### Task details
Copy each line below that includes "total".
::: Recorded data
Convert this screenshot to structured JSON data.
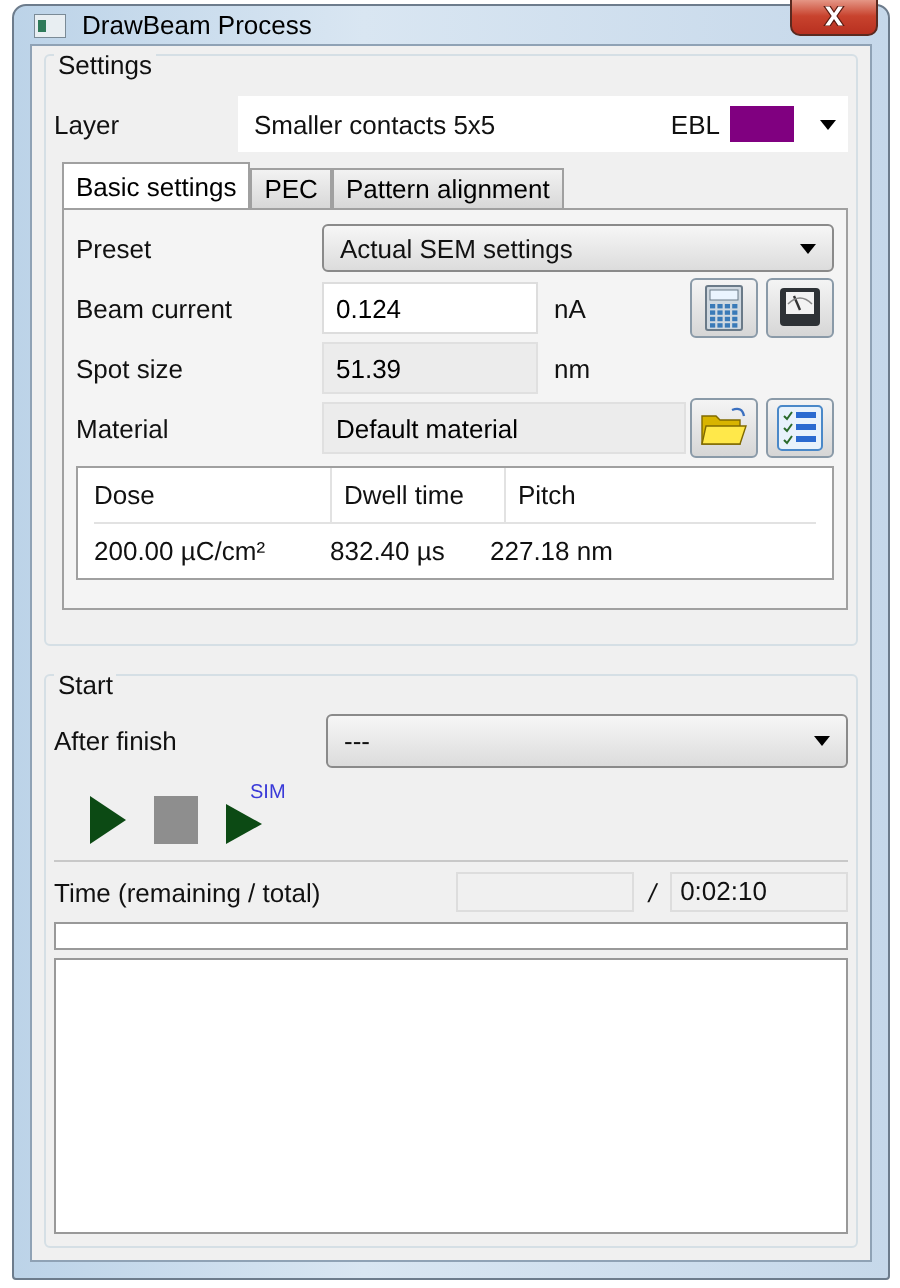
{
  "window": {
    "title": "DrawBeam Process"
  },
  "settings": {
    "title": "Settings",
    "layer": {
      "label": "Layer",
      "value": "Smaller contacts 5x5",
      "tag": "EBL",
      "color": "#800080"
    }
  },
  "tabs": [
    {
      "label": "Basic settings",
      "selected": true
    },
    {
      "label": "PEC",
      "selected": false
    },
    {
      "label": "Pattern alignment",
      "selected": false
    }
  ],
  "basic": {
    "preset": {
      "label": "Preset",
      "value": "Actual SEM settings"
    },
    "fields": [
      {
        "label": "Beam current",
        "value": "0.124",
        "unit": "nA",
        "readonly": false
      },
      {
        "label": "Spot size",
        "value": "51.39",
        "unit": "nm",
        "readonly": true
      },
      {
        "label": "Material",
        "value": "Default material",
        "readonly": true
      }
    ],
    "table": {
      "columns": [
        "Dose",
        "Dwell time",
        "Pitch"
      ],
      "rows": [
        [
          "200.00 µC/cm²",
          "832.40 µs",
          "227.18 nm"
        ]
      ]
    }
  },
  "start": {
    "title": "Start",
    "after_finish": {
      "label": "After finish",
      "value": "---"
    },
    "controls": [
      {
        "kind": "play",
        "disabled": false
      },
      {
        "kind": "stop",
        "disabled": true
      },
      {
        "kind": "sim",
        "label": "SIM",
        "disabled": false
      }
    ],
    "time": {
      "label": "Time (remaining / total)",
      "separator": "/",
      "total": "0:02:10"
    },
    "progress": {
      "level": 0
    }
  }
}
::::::
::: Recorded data
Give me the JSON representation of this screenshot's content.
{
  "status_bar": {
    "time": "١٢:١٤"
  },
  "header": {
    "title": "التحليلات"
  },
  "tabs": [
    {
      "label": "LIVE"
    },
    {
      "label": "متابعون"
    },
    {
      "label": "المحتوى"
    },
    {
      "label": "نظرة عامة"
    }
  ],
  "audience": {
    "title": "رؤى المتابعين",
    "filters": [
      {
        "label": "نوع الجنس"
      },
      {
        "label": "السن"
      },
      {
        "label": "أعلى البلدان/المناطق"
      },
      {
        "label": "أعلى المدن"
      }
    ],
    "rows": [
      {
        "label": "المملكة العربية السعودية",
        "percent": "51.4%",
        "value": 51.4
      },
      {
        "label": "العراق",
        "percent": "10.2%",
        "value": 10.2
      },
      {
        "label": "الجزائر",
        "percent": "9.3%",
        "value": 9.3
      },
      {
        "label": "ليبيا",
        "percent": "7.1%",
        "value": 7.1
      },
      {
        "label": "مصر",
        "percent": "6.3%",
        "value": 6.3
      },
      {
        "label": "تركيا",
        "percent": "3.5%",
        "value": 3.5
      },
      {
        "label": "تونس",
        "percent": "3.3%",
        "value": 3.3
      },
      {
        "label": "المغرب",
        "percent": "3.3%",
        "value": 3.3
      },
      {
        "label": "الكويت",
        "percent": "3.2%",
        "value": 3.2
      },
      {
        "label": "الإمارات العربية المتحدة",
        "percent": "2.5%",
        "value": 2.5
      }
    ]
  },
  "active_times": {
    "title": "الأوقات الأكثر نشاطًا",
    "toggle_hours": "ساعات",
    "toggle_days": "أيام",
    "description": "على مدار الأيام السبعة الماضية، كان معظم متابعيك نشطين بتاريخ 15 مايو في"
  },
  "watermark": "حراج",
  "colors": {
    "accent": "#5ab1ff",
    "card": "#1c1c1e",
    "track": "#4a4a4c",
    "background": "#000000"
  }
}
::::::
### Completed task
      "label": "Time (remaining / total)",
      "total": "0:02:10"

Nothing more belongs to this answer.